Output each record exactly, excluding pictures.

################

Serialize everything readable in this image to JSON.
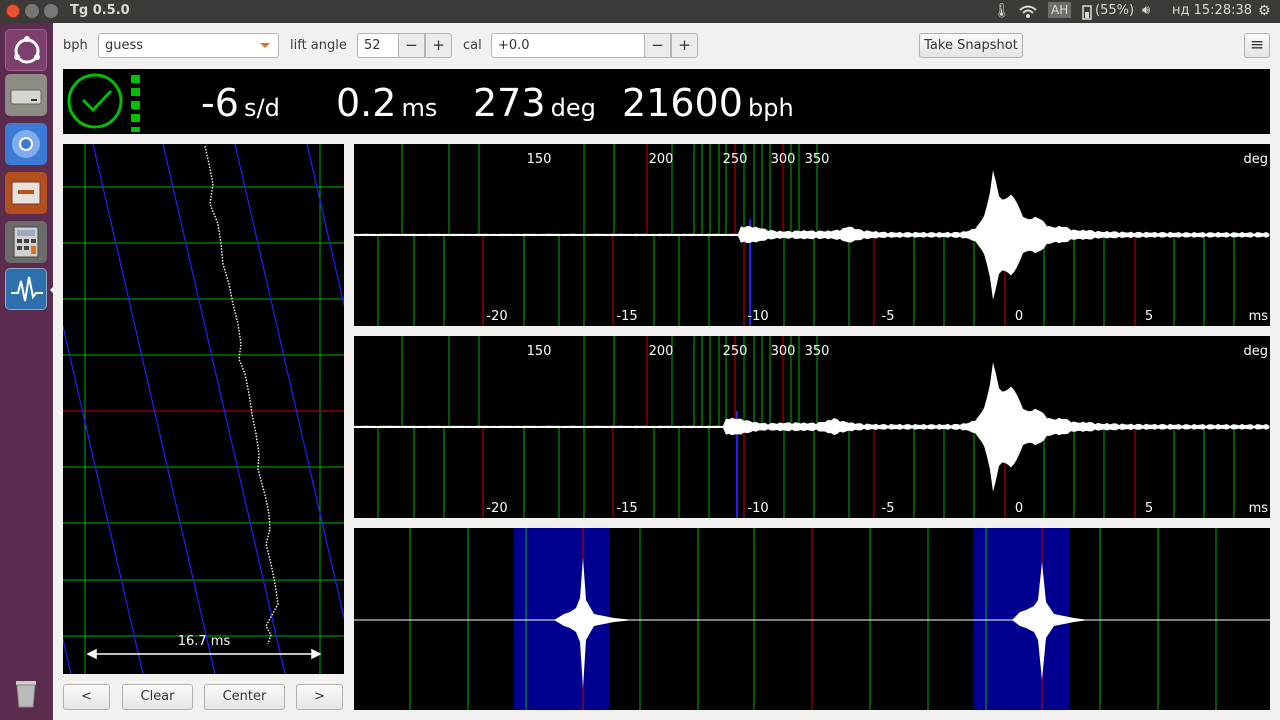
{
  "window": {
    "title": "Tg 0.5.0"
  },
  "system_tray": {
    "keyboard_layout": "АН",
    "battery": "(55%)",
    "clock": "нд 15:28:38"
  },
  "launcher": {
    "items": [
      "ubuntu-dash-icon",
      "disk-drive-icon",
      "chromium-icon",
      "files-icon",
      "calculator-icon",
      "tg-timegrapher-icon",
      "trash-icon"
    ]
  },
  "toolbar": {
    "bph_label": "bph",
    "bph_value": "guess",
    "lift_label": "lift angle",
    "lift_value": "52",
    "cal_label": "cal",
    "cal_value": "+0.0",
    "minus": "−",
    "plus": "+",
    "snapshot": "Take Snapshot",
    "menu_icon": "≡"
  },
  "readout": {
    "rate": "-6",
    "rate_unit": "s/d",
    "beat_error": "0.2",
    "beat_error_unit": "ms",
    "amplitude": "273",
    "amplitude_unit": "deg",
    "bph": "21600",
    "bph_unit": "bph",
    "status_color": "#00c000"
  },
  "paper_strip": {
    "span_label": "16.7 ms",
    "buttons": {
      "left": "<",
      "clear": "Clear",
      "center": "Center",
      "right": ">"
    }
  },
  "waveforms": {
    "deg_ticks": [
      "150",
      "200",
      "250",
      "300",
      "350"
    ],
    "deg_unit": "deg",
    "ms_ticks": [
      "-20",
      "-15",
      "-10",
      "-5",
      "0",
      "5"
    ],
    "ms_unit": "ms"
  },
  "colors": {
    "grid_green": "#00b000",
    "grid_red": "#d00000",
    "marker_blue": "#2020ff",
    "highlight_blue": "#000090"
  }
}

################

Solution for this problem:
Serialize everything readable in this image to JSON.
{
  "window": {
    "title": "Tg 0.5.0"
  },
  "system_tray": {
    "keyboard_layout": "АН",
    "battery": "(55%)",
    "clock": "нд 15:28:38"
  },
  "launcher": {
    "items": [
      "ubuntu-dash-icon",
      "disk-drive-icon",
      "chromium-icon",
      "files-icon",
      "calculator-icon",
      "tg-timegrapher-icon",
      "trash-icon"
    ]
  },
  "toolbar": {
    "bph_label": "bph",
    "bph_value": "guess",
    "lift_label": "lift angle",
    "lift_value": "52",
    "cal_label": "cal",
    "cal_value": "+0.0",
    "minus": "−",
    "plus": "+",
    "snapshot": "Take Snapshot",
    "menu_icon": "≡"
  },
  "readout": {
    "rate": "-6",
    "rate_unit": "s/d",
    "beat_error": "0.2",
    "beat_error_unit": "ms",
    "amplitude": "273",
    "amplitude_unit": "deg",
    "bph": "21600",
    "bph_unit": "bph",
    "status_color": "#00c000"
  },
  "paper_strip": {
    "span_label": "16.7 ms",
    "buttons": {
      "left": "<",
      "clear": "Clear",
      "center": "Center",
      "right": ">"
    }
  },
  "waveforms": {
    "deg_ticks": [
      "150",
      "200",
      "250",
      "300",
      "350"
    ],
    "deg_unit": "deg",
    "ms_ticks": [
      "-20",
      "-15",
      "-10",
      "-5",
      "0",
      "5"
    ],
    "ms_unit": "ms"
  },
  "colors": {
    "grid_green": "#00b000",
    "grid_red": "#d00000",
    "marker_blue": "#2020ff",
    "highlight_blue": "#000090"
  }
}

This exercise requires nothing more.